How Toxoplasmosis During Pregnancy Affects You

Toxoplasmosis causes mild and asymptomatic infections, as well as deadly illnesses for the fetus. It also produces severe effects in people with a weakened immune system.
How Toxoplasmosis During Pregnancy Affects You

Last update: 28 October, 2018

A parasite causes this disease and contrary to popular belief, cats aren’t the only propagators. Although it affects people of any age, the fact is that we should increase preventive measures of toxoplasmosis during pregnancy. Learn more about it in this article.

What is toxoplasmosis?

As a first step, it’s necessary to define this disease: it’s caused by a parasite called Toxoplasma gondii, of the protozoan type, which has the ability to invade the cells of its host in short time.

It’s considered as a zoonosis, that is, it’s transmitted by animals to humans in different ways.

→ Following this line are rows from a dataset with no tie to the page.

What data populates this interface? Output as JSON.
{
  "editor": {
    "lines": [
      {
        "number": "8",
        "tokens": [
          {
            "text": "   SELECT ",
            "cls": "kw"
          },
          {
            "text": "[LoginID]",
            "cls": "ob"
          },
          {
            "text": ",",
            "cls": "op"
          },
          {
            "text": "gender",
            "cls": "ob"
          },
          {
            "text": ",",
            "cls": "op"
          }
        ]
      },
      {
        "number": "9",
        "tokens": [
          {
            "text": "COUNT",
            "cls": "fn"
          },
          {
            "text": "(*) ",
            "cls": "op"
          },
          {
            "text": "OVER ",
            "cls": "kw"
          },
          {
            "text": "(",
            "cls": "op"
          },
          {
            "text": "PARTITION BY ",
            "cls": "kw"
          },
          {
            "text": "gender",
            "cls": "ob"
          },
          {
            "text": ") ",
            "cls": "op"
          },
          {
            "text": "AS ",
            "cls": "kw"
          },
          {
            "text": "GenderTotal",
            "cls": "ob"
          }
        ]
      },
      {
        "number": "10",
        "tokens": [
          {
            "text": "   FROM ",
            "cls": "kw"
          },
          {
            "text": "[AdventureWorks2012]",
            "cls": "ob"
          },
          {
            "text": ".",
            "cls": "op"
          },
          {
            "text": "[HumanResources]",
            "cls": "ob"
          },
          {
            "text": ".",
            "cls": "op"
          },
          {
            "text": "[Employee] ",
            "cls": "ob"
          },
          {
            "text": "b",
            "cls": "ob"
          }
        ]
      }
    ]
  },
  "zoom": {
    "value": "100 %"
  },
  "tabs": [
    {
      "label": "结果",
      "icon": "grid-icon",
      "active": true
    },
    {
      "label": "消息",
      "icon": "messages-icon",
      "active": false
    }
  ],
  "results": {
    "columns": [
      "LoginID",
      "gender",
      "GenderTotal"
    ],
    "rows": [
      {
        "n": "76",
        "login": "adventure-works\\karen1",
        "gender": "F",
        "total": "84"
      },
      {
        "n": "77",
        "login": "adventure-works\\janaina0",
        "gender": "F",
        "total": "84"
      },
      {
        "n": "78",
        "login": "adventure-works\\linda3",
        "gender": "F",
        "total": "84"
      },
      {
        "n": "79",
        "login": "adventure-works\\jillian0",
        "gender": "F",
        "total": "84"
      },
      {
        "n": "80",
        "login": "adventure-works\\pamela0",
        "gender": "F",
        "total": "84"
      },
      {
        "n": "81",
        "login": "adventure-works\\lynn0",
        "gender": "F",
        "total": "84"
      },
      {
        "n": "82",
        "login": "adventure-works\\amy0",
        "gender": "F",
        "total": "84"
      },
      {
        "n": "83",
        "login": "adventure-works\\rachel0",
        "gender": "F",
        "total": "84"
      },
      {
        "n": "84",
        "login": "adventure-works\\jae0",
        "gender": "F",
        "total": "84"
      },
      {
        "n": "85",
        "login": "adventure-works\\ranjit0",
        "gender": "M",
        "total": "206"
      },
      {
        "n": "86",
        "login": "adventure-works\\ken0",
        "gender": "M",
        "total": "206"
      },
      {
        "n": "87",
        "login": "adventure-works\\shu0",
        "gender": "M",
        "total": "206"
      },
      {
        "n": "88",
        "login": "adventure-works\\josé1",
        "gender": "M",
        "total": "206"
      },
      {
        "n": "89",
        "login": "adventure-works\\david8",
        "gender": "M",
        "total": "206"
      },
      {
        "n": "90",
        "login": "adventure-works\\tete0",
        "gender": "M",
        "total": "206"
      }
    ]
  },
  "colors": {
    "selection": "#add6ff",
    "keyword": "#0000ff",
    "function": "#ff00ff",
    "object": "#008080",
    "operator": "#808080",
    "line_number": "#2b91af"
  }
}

The main hosts of the virus are cats and six other wild felines.

Toxoplasmosis is transmitted by animals to humans.

Not all cats have toxoplasmosis

It’s important to know that not all cats have toxoplasmosis. They must have the infection in order to produce contagious feces. Those pets that don’t go outside, eat kibble or cooked food, and haven’t come into contact with other cats, can’t develop the disease.

On the contrary, if the cat leaves the house, hunts for birds or mice (and eats them), is fed raw meat, or has fought with an animal, then it may have the disease. Once this occurs, the parasite’s incubation phase takes up to 20 days. During the next month, the animal releases it through its feces.

Furthermore, you must spend between 24 and 48 hours in contact with the environment for this to be infectious. Therefore, an excellent precaution would be to clean the sandbox once or twice a day, always wearing gloves. When finished, wash your hands well.

Another way to infect yourself with toxoplasmosis is to eat raw or under cooked meat, unpasteurized milk, or contaminated water.

Toxoplasmosis during pregnancy: risky disease

Even though we can all become infected with this parasite, the main risk group is pregnant women. It can affect them in a way that causes spontaneous abortions or injuries to the developing fetus.

Toxoplasmosis, in most cases, has no noticeable symptoms. These may even appear up to three weeks after having made contact with the feces or raw meat.

The main risk group is pregnant women.

It can cause inflammation in the lymph nodes, throat or muscle pain, fatigue, and fever. It can also be confused with the flu, an allergy, or a cold, as well as with the typical signs of pregnancy.

During the first trimester of pregnancy, the parasite can cross the placenta and pass to the fetus as an infection. This causes neurological damage, neonatal alterations, hydrocephalus, seizures, cysts in the retina (causing eye diseases in the future), or hemorrhagic symptoms.

Although the percentage of women affected by toxoplasmosis during pregnancy is low and fetal infections are even lower, we can’t ignore certain preventive measures. Before becoming pregnant, we recommend that you have a blood analysis that includes a toxoplasma test. 

In the event that the results are positive, it means that you have already suffered this disease. This means that you’re now immune to it and won’t become infected with it again. On the contrary, if it’s negative, you will have to:

  • Avoid eating under cooked meat or sausages.
  • Only consume foods of animal origin that have been cooked at high temperatures.
  • Wash fruits and vegetables very carefully.
  • Take your cat to the vet, only feed it cooked food and kibble, and don’t let it leave the house.
  • Wash your hands thoroughly after contact with stray cats.
  • Clean your pet’s sandbox every day, using gloves and with the windows open.
  • Comply with all medical instructions during pregnancy.
  • If you are infected with toxoplasmosis during pregnancy, the treatment includes specific antibiotics prescribed by an obstetrician.

This text is provided for informational purposes only and does not replace consultation with a professional. If in doubt, consult your specialist.